Relationship between Health and Homelessness
This relationship is a two-way street: experiencing poverty and/or homelessness can contribute to health issues, while health issues can contribute to poverty and homelessness. People experiencing homelessness are susceptible to the same issues as people, who are not, but their living conditions tend to make treating and coping with issues much more difficult.
The New Delhi edition of an English broadsheet carried in its inside pages the story of Laxmi, who on July 26, 2010, gave birth to a girl on a dirty roadside, without any assistance from the government, hospitals or the capital‘s citizens. It recounted how the wailing of the newborn lying beside her dazed mother alerted a food-stall owner, who alerted a woman who ran a garment shop nearby. The shop owner, the story read, was shocked to see dogs circling the day-old infant. The dogs looked like they would pounce on the infant,‘‖ it read. The mother told me she had given birth on her own, even pulling the child forcefully to cut the umbilical cord.

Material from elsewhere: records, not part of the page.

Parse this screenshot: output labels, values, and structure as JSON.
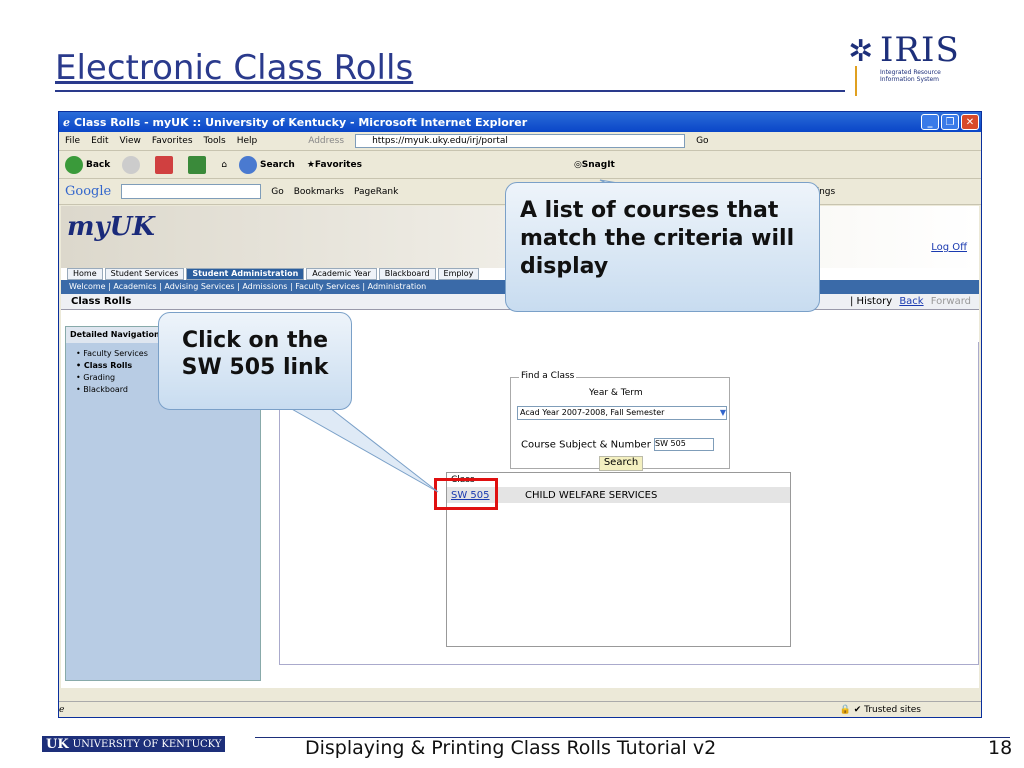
{
  "slide": {
    "title": "Electronic Class Rolls",
    "logo": "IRIS",
    "logo_sub": "Integrated Resource Information System",
    "footer_logo": "UNIVERSITY OF KENTUCKY",
    "footer_uk": "UK",
    "footer_text": "Displaying & Printing Class Rolls Tutorial v2",
    "page_number": "18"
  },
  "browser": {
    "title": "Class Rolls - myUK :: University of Kentucky - Microsoft Internet Explorer",
    "menu": [
      "File",
      "Edit",
      "View",
      "Favorites",
      "Tools",
      "Help"
    ],
    "address_label": "Address",
    "address": "https://myuk.uky.edu/irj/portal",
    "go": "Go",
    "toolbar": [
      "Back",
      "Search",
      "Favorites",
      "SnagIt"
    ],
    "google": "Google",
    "google_items": [
      "Go",
      "Bookmarks",
      "PageRank",
      "Settings"
    ],
    "status_right": "Trusted sites"
  },
  "portal": {
    "brand": "myUK",
    "logoff": "Log Off",
    "tabs": [
      "Home",
      "Student Services",
      "Student Administration",
      "Academic Year",
      "Blackboard",
      "Employ"
    ],
    "subnav": "Welcome | Academics | Advising Services | Admissions | Faculty Services | Administration",
    "page_title": "Class Rolls",
    "history": "| History",
    "back": "Back",
    "forward": "Forward",
    "left_header": "Detailed Navigation",
    "left_items": [
      "Faculty Services",
      "Class Rolls",
      "Grading",
      "Blackboard"
    ],
    "find_legend": "Find a Class",
    "year_term_label": "Year & Term",
    "year_term_value": "Acad Year 2007-2008, Fall Semester",
    "course_label": "Course Subject & Number",
    "course_value": "SW 505",
    "search_btn": "Search",
    "results_header": "Class",
    "results": [
      {
        "code": "SW 505",
        "name": "CHILD WELFARE SERVICES"
      }
    ]
  },
  "callouts": {
    "list": "A list of courses that match the criteria will display",
    "click": "Click on the SW 505 link"
  }
}
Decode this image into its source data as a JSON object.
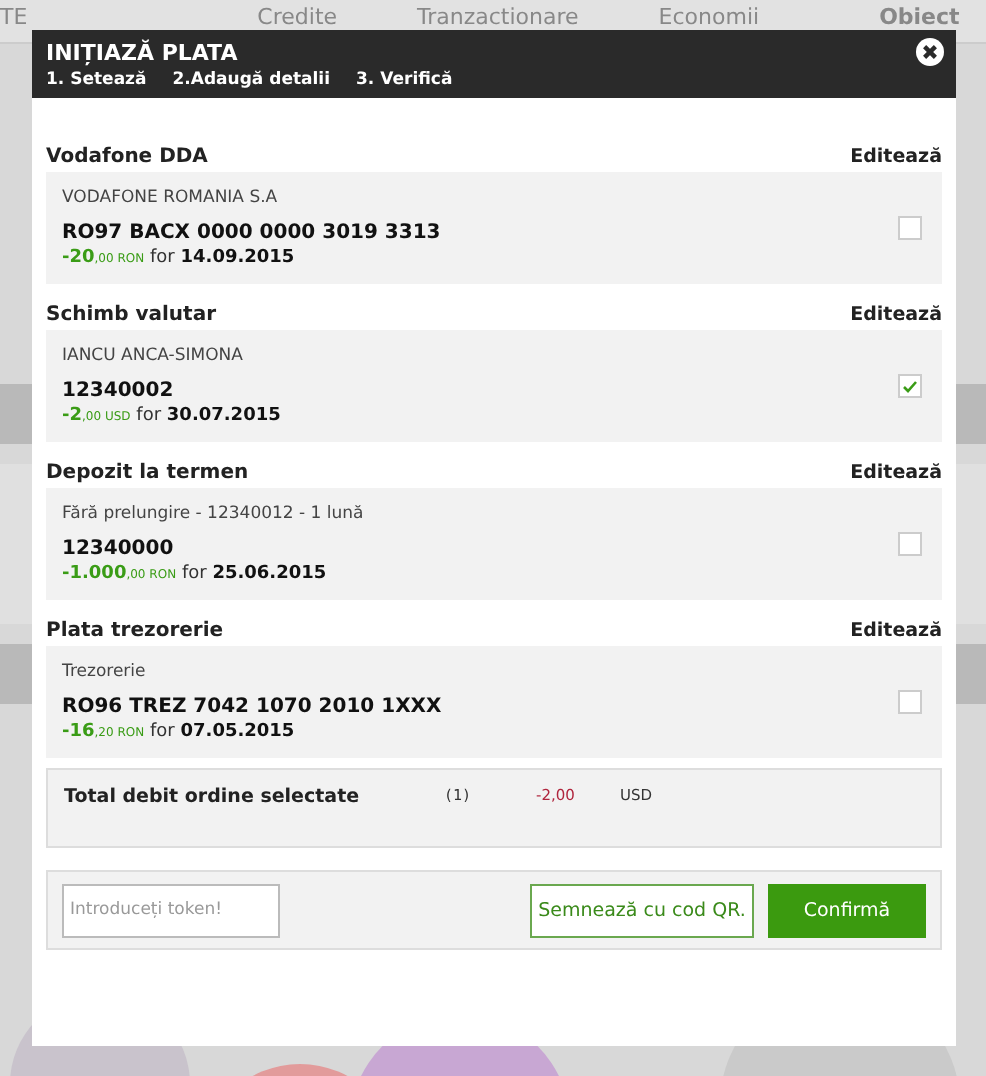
{
  "background_nav": [
    "TE",
    "Credite",
    "Tranzactionare",
    "Economii",
    "Obiect"
  ],
  "dialog": {
    "title": "INIȚIAZĂ PLATA",
    "steps": [
      "1. Setează",
      "2.Adaugă detalii",
      "3. Verifică"
    ]
  },
  "payments": [
    {
      "name": "Vodafone DDA",
      "edit": "Editează",
      "beneficiary": "VODAFONE ROMANIA S.A",
      "account": "RO97 BACX 0000 0000 3019 3313",
      "amount": "-20",
      "cents": ",00",
      "currency": "RON",
      "for_label": "for",
      "date": "14.09.2015",
      "checked": false
    },
    {
      "name": "Schimb valutar",
      "edit": "Editează",
      "beneficiary": "IANCU ANCA-SIMONA",
      "account": "12340002",
      "amount": "-2",
      "cents": ",00",
      "currency": "USD",
      "for_label": "for",
      "date": "30.07.2015",
      "checked": true
    },
    {
      "name": "Depozit la termen",
      "edit": "Editează",
      "beneficiary": "Fără prelungire - 12340012 - 1 lună",
      "account": "12340000",
      "amount": "-1.000",
      "cents": ",00",
      "currency": "RON",
      "for_label": "for",
      "date": "25.06.2015",
      "checked": false
    },
    {
      "name": "Plata trezorerie",
      "edit": "Editează",
      "beneficiary": "Trezorerie",
      "account": "RO96 TREZ 7042 1070 2010 1XXX",
      "amount": "-16",
      "cents": ",20",
      "currency": "RON",
      "for_label": "for",
      "date": "07.05.2015",
      "checked": false
    }
  ],
  "total": {
    "label": "Total debit ordine selectate",
    "count": "(1)",
    "amount": "-2,00",
    "currency": "USD"
  },
  "footer": {
    "token_placeholder": "Introduceți token!",
    "qr_button": "Semnează cu cod QR.",
    "confirm_button": "Confirmă"
  }
}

Almost all homeless people typically suffer major health problems, not surprisingly because they are forced to sleep rough, exposed to extremes of the seasons, and with virtually no access to clean drinking water, sanitation and home-cooked food. Their health burdens were reported by the Health Initiative Group for the Homeless based on a survey of 2,955 homeless respondents: ―A high proportion of homeless people were suffering from serious respiratory ailments including tuberculosis, acute and chronic infections, skin diseases and diarrhoeal diseases and severe mental illness like schizophrenia and other psychoses‖. Health issues may be also the reason for homelessness in the first place, including mental illness, mental retardation and stigmatizing illnesses that precipitate homelessness. Homeless individuals with alcohol and drug problems tend to be undernourished and debilitated and as a result have compromised immune systems. High percentages of them are infected with the Human Immunodeficiency Syndrome (HIV) or have acquired Immunodeficiency Syndrome (AIDS). Not surprisingly, morbidity and mortality rates among homeless people with alcohol and other drugs problems are high. Whether alcohol and or other drugs use is antecedent to, or consequences of homelessness, it exacerbates the problems of homelessness.
Barriers to Providing Health Care to the Homeless
* In addition to barriers to health faced by the Homeless, providers face numerous obstacles to providing health care to the homeless.
* Population Mobility, presenting challenges in continuity of care and follow up.
* Low prioritization of medical needs
* Inability or difficulty for the homeless to keep medications with them due to lack of storage, refrigeration or fear of victimization
* Challenges in establishing trust with patient, especially if the patient suffers from mental health condition